The Crucifixion of Jesus Christ

The Crucifixion of Jesus Christ John 19:17-24 CLICK TITLE FOR AUDIO

This passage deals with crucifixion of Jesus Christ when He is led from the judgment hall up to Calvary. We will follow this sequence up until three hours into the actual crucifixion before the darkness comes. As with the most recent lessons we will again cross reference in order to reconcile these Gospels so that we can see the harmony. This lesson will once again show that the Gospels are supplemental to each other and not contradictory. The verses we will be referencing from the other Gospels are Matthew 27:32, Mark 15:21 and Luke 23:26.

In John we read that Jesus was led away bearing His cross to Golgotha.  But then in Matthew, Mark and Luke we read that Simon, a Cyrenian, was made to bear His cross. Some scholars have pointed to this as a contradiction.  However, John only deals with the time of Jesus initially being led from the city. The other gospels refer to a later time following his initial departure from the judgment hall. John simply skips most of the details surrounding the crucifixion, but we can read some of those details in the other three Gospels. Mark 23:30 even has Jesus issuing a prophecy along the way that is repeated in Revelation 6:16.

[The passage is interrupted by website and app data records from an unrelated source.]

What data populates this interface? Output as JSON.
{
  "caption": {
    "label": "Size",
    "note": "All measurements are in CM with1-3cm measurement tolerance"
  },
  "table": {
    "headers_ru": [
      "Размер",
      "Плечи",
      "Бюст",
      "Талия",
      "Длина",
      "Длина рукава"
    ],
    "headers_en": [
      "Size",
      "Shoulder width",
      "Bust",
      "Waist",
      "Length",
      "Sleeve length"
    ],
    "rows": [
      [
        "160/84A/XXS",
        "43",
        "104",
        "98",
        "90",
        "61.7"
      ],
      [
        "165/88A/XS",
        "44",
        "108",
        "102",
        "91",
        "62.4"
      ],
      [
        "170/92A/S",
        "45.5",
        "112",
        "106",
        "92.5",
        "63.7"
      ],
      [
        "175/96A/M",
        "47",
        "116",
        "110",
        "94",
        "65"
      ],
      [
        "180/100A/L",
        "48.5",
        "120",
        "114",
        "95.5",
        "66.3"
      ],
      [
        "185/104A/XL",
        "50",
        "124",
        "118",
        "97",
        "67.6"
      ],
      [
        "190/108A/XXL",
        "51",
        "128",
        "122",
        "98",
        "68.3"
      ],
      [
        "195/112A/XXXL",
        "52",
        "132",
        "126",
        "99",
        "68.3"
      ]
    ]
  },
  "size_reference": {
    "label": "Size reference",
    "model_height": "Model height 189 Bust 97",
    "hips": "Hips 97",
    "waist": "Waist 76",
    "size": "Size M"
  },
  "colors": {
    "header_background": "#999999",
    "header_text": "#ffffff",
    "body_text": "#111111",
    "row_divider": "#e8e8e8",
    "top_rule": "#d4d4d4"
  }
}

The next thing that happened in this sequence is that when they arrived at Golgotha they gave Jesus vinegar to drink mingled with gall.  Jesus tasted this but did not drink it (Matt. 27:34) fulfilling an Old Testament prophecy (Psalm 69:21).  Gall is bitter and made from wormwood and was probably administered as an anesthetic.  Mark records this differently referring instead to wine and myrrh (Mark 15:23).  While the Old Testament refers to the “vinegar of wine” and the “grapes of gall” (Numbers 6:3, Deut. 32:32) there is no similarity between gall and myrrh. However, notice that Mark says, “he received it not.”  We understand that Jesus was offered something to drink more than once and these are not references specifically to the same event. In Mark, Jesus did not go so far as to even taste what was offered. Additionally in Mark 15:36 we see that the soldiers repeated the offer to Jesus with a “spunge full of vinegar” while he was up on the cross. The previous offer was made before He was raised upon the cross.

Next we read that Pilate placed a sign above Jesus that read JESUS OF NAZARETH KING OF THE JEWS (John 19:19).  However, we see a slightly different wording in the other Gospels. Matthew 27:37 says, THIS IS JESUS THE KING OF THE JEWS while Mark 15:26 records it as THE KING OF THE JEWS. Finally Luke 23:38 says THIS IS THE KING OF THE JEWS.  Putting these all together, it read THIS IS JESUS OF NAZARETH THE KING OF THE JEWS. Therefore, if we treat the accounts as supplemental rather than contradictory and combine the various bits of information from the different sources we get a clearer picture of what was taking place.

In John we then read that the soldiers divided Jesus’ garments in four parts among themselves except for His seamless coat (John 19:23). They cast lots to see which of them would receive the coat intact, which fulfilled OT prophecy (Psalm 22:18). In Matthew 27:36 the soldiers sat down and watched Him on the cross fulfilling Psalm 22:17. There are many other scriptures from Psalm 22 that are fulfilled in the crucifixion. By cross referencing between them we can gather the separate pieces of information and put them together like a puzzle in order to get a more complete picture.